Exercise directions:
Without changing a single word, restate the entries below.

____ Dataset

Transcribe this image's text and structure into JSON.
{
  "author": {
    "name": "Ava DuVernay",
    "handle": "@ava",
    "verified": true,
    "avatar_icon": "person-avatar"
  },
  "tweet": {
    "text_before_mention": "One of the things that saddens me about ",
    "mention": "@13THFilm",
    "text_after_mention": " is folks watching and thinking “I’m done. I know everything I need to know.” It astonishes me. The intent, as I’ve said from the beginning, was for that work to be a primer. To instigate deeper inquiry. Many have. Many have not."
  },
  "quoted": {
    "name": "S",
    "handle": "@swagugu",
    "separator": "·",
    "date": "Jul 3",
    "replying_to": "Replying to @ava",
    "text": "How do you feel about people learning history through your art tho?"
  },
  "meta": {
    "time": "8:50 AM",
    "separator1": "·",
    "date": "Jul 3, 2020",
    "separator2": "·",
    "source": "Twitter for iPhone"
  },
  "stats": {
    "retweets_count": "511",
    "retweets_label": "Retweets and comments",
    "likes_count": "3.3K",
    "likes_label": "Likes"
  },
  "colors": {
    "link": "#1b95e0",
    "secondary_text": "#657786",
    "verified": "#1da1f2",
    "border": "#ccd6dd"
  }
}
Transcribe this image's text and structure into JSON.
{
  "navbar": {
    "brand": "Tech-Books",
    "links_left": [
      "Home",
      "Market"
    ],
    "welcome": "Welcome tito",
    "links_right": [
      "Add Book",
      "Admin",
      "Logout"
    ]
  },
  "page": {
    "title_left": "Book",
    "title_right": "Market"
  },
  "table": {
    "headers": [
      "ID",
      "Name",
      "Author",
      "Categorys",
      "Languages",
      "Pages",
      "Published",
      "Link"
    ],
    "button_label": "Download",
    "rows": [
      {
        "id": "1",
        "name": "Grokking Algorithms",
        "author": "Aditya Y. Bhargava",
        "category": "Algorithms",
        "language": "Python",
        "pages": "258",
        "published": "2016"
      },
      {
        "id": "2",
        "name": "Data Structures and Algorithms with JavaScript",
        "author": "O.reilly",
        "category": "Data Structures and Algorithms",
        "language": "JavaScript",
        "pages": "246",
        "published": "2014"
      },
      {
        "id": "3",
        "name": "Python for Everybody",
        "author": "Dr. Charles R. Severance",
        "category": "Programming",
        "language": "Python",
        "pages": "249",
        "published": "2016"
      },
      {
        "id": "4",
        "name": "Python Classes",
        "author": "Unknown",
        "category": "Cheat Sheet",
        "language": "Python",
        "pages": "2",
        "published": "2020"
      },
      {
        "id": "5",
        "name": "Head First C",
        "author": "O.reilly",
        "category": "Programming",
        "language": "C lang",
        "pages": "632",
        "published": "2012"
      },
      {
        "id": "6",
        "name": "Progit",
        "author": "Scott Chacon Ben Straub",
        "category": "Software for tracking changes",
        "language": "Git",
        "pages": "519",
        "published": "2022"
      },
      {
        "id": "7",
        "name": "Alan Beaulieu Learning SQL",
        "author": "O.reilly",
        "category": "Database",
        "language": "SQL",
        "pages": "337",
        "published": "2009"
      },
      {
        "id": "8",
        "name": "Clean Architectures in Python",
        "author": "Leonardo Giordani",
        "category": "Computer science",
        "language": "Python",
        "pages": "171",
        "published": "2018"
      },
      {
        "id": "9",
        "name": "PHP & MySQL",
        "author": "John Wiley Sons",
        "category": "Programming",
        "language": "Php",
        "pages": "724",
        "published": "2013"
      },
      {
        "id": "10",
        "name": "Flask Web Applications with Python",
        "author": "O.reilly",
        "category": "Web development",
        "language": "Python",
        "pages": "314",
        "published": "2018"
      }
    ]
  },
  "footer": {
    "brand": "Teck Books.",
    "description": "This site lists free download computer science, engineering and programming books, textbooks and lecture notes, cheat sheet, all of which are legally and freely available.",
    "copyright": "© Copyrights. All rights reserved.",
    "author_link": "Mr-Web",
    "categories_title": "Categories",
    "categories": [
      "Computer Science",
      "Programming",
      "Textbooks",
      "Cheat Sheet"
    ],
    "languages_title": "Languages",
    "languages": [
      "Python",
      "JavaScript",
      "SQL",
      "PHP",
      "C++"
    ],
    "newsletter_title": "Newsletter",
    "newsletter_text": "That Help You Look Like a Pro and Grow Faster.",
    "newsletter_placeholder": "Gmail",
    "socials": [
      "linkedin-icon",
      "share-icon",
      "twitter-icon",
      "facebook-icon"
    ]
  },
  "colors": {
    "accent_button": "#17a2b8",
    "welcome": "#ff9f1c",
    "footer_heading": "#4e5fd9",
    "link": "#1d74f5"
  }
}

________

Task solution:
Transcribe this image's text and structure into JSON.
{
  "author": {
    "name": "Ava DuVernay",
    "handle": "@ava",
    "verified": true,
    "avatar_icon": "person-avatar"
  },
  "tweet": {
    "text_before_mention": "One of the things that saddens me about ",
    "mention": "@13THFilm",
    "text_after_mention": " is folks watching and thinking “I’m done. I know everything I need to know.” It astonishes me. The intent, as I’ve said from the beginning, was for that work to be a primer. To instigate deeper inquiry. Many have. Many have not."
  },
  "quoted": {
    "name": "S",
    "handle": "@swagugu",
    "separator": "·",
    "date": "Jul 3",
    "replying_to": "Replying to @ava",
    "text": "How do you feel about people learning history through your art tho?"
  },
  "meta": {
    "time": "8:50 AM",
    "separator1": "·",
    "date": "Jul 3, 2020",
    "separator2": "·",
    "source": "Twitter for iPhone"
  },
  "stats": {
    "retweets_count": "511",
    "retweets_label": "Retweets and comments",
    "likes_count": "3.3K",
    "likes_label": "Likes"
  },
  "colors": {
    "link": "#1b95e0",
    "secondary_text": "#657786",
    "verified": "#1da1f2",
    "border": "#ccd6dd"
  }
}
Transcribe this image's text and structure into JSON.
{
  "navbar": {
    "brand": "Tech-Books",
    "links_left": [
      "Home",
      "Market"
    ],
    "welcome": "Welcome tito",
    "links_right": [
      "Add Book",
      "Admin",
      "Logout"
    ]
  },
  "page": {
    "title_left": "Book",
    "title_right": "Market"
  },
  "table": {
    "headers": [
      "ID",
      "Name",
      "Author",
      "Categorys",
      "Languages",
      "Pages",
      "Published",
      "Link"
    ],
    "button_label": "Download",
    "rows": [
      {
        "id": "1",
        "name": "Grokking Algorithms",
        "author": "Aditya Y. Bhargava",
        "category": "Algorithms",
        "language": "Python",
        "pages": "258",
        "published": "2016"
      },
      {
        "id": "2",
        "name": "Data Structures and Algorithms with JavaScript",
        "author": "O.reilly",
        "category": "Data Structures and Algorithms",
        "language": "JavaScript",
        "pages": "246",
        "published": "2014"
      },
      {
        "id": "3",
        "name": "Python for Everybody",
        "author": "Dr. Charles R. Severance",
        "category": "Programming",
        "language": "Python",
        "pages": "249",
        "published": "2016"
      },
      {
        "id": "4",
        "name": "Python Classes",
        "author": "Unknown",
        "category": "Cheat Sheet",
        "language": "Python",
        "pages": "2",
        "published": "2020"
      },
      {
        "id": "5",
        "name": "Head First C",
        "author": "O.reilly",
        "category": "Programming",
        "language": "C lang",
        "pages": "632",
        "published": "2012"
      },
      {
        "id": "6",
        "name": "Progit",
        "author": "Scott Chacon Ben Straub",
        "category": "Software for tracking changes",
        "language": "Git",
        "pages": "519",
        "published": "2022"
      },
      {
        "id": "7",
        "name": "Alan Beaulieu Learning SQL",
        "author": "O.reilly",
        "category": "Database",
        "language": "SQL",
        "pages": "337",
        "published": "2009"
      },
      {
        "id": "8",
        "name": "Clean Architectures in Python",
        "author": "Leonardo Giordani",
        "category": "Computer science",
        "language": "Python",
        "pages": "171",
        "published": "2018"
      },
      {
        "id": "9",
        "name": "PHP & MySQL",
        "author": "John Wiley Sons",
        "category": "Programming",
        "language": "Php",
        "pages": "724",
        "published": "2013"
      },
      {
        "id": "10",
        "name": "Flask Web Applications with Python",
        "author": "O.reilly",
        "category": "Web development",
        "language": "Python",
        "pages": "314",
        "published": "2018"
      }
    ]
  },
  "footer": {
    "brand": "Teck Books.",
    "description": "This site lists free download computer science, engineering and programming books, textbooks and lecture notes, cheat sheet, all of which are legally and freely available.",
    "copyright": "© Copyrights. All rights reserved.",
    "author_link": "Mr-Web",
    "categories_title": "Categories",
    "categories": [
      "Computer Science",
      "Programming",
      "Textbooks",
      "Cheat Sheet"
    ],
    "languages_title": "Languages",
    "languages": [
      "Python",
      "JavaScript",
      "SQL",
      "PHP",
      "C++"
    ],
    "newsletter_title": "Newsletter",
    "newsletter_text": "That Help You Look Like a Pro and Grow Faster.",
    "newsletter_placeholder": "Gmail",
    "socials": [
      "linkedin-icon",
      "share-icon",
      "twitter-icon",
      "facebook-icon"
    ]
  },
  "colors": {
    "accent_button": "#17a2b8",
    "welcome": "#ff9f1c",
    "footer_heading": "#4e5fd9",
    "link": "#1d74f5"
  }
}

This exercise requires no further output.